(Exercise material Opens)

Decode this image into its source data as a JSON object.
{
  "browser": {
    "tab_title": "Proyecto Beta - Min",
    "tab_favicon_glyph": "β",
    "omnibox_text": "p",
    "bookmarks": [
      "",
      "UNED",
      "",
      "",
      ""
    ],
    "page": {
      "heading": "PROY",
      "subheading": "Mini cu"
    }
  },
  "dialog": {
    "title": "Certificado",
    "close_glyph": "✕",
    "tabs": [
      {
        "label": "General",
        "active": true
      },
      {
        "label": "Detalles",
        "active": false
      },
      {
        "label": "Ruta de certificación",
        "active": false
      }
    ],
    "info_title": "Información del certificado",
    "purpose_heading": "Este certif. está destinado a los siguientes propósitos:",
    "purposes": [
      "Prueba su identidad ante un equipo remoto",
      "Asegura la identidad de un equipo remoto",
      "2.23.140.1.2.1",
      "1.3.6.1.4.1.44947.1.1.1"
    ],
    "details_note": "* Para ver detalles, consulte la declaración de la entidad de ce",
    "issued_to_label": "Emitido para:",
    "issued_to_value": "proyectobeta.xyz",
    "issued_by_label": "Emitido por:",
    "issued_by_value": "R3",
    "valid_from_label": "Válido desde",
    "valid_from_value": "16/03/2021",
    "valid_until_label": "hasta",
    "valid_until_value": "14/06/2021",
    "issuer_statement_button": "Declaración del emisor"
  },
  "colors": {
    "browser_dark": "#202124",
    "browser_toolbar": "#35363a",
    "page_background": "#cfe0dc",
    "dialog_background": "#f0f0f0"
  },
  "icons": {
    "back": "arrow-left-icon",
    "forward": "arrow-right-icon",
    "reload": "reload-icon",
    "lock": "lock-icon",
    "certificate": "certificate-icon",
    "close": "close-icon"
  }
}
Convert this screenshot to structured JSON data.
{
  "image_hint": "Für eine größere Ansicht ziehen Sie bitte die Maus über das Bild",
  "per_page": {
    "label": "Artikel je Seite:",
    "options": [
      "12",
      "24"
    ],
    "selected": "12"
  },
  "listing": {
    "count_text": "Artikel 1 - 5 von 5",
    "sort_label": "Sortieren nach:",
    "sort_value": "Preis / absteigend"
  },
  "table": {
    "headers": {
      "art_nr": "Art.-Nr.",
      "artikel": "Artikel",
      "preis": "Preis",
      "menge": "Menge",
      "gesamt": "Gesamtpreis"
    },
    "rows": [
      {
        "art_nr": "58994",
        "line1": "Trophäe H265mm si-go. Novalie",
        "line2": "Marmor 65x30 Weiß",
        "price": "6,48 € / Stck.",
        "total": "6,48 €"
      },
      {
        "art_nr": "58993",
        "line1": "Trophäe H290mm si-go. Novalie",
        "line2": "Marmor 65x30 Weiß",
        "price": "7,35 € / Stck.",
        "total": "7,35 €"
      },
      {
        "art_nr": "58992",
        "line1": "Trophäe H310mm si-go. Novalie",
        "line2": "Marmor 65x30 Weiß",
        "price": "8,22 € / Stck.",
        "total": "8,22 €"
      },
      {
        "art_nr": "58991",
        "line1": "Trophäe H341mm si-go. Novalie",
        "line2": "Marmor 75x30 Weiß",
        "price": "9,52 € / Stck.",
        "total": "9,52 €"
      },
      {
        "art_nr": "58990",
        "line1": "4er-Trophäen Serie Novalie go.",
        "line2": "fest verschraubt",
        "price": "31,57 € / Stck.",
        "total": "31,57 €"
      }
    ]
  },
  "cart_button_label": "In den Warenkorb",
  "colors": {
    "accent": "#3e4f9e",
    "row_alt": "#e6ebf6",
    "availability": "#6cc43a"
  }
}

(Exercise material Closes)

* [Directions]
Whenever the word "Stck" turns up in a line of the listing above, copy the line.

* [Task output]
        "price": "6,48 € / Stck.",
        "price": "7,35 € / Stck.",
        "price": "8,22 € / Stck.",
        "price": "9,52 € / Stck.",
        "price": "31,57 € / Stck.",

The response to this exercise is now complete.